Provide only the number of lines in the records where "Restarted" appears.

*** Task input Section Begins ***

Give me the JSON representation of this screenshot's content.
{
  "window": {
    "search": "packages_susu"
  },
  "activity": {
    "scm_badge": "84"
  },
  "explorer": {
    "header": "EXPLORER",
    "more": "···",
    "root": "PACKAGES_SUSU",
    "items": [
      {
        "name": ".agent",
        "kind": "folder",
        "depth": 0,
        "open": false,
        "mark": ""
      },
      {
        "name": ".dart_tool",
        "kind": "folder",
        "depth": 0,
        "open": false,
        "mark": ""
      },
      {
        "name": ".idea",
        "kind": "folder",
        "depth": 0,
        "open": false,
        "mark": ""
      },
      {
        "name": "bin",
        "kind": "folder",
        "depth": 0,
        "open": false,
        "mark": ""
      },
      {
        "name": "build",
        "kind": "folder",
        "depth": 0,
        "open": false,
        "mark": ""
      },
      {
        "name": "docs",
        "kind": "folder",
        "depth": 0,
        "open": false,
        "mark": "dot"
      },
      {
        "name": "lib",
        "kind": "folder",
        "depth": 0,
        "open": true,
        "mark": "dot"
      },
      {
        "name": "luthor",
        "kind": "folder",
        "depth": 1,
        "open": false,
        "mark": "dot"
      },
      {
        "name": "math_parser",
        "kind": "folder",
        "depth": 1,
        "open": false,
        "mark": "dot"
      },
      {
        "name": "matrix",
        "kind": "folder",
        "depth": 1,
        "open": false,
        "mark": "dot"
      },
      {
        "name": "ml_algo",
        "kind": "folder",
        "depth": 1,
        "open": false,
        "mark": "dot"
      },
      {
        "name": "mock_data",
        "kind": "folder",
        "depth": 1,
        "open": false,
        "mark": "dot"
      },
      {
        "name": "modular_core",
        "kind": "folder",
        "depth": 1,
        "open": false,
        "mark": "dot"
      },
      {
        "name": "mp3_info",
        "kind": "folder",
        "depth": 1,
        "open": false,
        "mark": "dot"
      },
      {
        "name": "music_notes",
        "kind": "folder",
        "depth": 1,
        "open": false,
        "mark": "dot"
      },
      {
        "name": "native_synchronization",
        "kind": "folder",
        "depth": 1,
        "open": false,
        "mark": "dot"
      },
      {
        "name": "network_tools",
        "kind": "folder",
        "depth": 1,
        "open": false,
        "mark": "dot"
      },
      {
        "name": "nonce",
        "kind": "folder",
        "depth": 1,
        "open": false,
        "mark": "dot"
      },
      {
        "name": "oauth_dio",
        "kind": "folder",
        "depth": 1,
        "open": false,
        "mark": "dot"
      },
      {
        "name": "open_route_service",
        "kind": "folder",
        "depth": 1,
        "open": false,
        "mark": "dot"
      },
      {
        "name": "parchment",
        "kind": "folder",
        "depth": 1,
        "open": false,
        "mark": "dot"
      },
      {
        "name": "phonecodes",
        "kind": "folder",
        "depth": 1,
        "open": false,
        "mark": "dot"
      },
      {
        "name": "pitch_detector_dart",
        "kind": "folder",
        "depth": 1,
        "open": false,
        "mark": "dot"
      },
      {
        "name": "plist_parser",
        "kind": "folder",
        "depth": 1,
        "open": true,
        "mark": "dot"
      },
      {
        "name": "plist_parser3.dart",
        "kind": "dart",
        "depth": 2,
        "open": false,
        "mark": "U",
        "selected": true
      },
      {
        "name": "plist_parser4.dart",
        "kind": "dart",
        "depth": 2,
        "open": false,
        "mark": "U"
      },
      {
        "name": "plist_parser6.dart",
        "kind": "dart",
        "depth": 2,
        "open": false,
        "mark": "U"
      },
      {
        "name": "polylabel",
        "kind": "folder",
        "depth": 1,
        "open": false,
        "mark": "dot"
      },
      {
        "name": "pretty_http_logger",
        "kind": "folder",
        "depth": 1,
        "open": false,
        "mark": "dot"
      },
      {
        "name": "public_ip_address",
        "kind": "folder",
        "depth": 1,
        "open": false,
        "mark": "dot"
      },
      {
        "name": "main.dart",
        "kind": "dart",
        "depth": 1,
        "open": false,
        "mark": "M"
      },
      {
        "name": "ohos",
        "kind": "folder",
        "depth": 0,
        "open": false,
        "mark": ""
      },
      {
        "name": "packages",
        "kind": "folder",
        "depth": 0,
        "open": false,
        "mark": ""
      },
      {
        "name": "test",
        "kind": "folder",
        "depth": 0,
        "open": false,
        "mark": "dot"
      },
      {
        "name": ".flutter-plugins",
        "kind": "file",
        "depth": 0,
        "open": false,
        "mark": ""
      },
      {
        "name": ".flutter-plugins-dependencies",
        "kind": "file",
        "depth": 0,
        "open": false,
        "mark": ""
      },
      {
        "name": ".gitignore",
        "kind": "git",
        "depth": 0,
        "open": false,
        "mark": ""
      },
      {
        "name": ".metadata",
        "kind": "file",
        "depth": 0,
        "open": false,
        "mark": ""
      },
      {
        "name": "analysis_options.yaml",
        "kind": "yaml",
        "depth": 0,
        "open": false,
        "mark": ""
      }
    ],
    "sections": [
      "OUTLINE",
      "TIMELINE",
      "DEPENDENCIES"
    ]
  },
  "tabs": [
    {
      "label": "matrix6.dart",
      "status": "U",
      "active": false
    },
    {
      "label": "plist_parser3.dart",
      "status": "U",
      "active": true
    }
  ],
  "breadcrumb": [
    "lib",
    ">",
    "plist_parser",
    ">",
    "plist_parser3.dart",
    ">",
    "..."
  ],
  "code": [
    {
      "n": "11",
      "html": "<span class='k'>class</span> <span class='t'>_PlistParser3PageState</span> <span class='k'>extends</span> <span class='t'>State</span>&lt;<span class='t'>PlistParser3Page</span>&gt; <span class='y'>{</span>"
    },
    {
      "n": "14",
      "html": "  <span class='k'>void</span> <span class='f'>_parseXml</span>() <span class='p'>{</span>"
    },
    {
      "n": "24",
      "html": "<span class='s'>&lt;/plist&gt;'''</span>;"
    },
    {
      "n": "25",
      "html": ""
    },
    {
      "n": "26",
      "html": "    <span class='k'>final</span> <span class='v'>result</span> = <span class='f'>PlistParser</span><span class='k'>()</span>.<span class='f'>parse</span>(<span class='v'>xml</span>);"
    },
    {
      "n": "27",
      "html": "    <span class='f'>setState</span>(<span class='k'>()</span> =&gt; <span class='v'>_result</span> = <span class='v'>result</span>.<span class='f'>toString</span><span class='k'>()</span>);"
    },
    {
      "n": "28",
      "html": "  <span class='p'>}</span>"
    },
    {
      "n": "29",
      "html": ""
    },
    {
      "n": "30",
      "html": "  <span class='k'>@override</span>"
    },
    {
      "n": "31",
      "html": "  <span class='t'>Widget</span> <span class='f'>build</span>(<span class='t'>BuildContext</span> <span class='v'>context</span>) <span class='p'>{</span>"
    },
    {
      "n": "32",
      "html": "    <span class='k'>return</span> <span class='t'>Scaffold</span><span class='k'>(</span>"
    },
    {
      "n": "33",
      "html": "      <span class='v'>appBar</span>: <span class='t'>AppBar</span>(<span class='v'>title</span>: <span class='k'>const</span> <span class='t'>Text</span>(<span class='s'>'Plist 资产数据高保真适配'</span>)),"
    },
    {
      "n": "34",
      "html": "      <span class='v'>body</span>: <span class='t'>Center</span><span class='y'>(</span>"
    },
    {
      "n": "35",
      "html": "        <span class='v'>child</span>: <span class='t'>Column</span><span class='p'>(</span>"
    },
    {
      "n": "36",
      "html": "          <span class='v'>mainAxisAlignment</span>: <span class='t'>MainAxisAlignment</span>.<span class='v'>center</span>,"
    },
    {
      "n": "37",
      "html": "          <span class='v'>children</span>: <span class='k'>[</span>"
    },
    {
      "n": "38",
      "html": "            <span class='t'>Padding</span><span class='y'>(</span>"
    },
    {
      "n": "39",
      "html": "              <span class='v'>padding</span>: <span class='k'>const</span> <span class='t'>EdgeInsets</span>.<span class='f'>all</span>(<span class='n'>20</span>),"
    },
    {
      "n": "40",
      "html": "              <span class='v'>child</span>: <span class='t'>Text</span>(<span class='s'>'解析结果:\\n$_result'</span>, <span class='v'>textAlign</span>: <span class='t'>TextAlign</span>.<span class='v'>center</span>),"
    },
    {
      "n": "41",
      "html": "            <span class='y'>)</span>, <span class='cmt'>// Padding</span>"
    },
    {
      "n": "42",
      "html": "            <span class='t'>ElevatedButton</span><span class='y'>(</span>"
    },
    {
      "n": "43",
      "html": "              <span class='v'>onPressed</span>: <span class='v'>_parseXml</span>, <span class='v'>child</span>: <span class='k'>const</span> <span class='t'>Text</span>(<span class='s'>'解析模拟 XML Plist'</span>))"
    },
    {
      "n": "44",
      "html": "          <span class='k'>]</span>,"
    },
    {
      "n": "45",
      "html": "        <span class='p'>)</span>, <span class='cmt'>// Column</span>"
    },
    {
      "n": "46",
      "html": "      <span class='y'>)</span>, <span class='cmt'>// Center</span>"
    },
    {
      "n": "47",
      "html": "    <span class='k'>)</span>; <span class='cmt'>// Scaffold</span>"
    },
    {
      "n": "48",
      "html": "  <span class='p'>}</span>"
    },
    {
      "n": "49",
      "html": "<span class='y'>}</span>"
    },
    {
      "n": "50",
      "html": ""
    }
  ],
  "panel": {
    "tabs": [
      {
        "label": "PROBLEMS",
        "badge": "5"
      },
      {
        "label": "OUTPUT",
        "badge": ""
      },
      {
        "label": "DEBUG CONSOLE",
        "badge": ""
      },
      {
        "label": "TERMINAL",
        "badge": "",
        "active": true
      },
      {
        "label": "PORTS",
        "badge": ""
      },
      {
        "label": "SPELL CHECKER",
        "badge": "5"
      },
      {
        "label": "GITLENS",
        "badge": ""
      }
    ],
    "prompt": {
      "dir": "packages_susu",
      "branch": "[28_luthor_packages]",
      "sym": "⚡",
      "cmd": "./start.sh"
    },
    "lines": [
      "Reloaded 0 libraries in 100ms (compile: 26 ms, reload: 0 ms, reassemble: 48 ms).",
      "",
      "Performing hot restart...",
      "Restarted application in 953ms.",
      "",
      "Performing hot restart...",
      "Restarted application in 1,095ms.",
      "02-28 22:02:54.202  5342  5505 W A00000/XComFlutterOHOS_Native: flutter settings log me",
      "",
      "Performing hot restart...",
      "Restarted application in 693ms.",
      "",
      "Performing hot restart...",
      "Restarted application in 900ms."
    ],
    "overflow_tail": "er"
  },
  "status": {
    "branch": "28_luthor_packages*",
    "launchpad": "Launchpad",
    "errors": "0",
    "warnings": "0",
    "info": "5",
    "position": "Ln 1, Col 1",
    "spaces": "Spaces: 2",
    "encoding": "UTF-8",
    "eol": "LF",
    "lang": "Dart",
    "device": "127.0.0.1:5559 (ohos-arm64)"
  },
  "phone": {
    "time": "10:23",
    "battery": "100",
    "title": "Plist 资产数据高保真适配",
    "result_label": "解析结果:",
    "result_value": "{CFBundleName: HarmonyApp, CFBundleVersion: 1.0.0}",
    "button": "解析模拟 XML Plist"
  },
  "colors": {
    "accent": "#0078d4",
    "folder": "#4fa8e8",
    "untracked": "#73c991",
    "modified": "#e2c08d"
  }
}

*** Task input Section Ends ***

(Answer to the problem) 4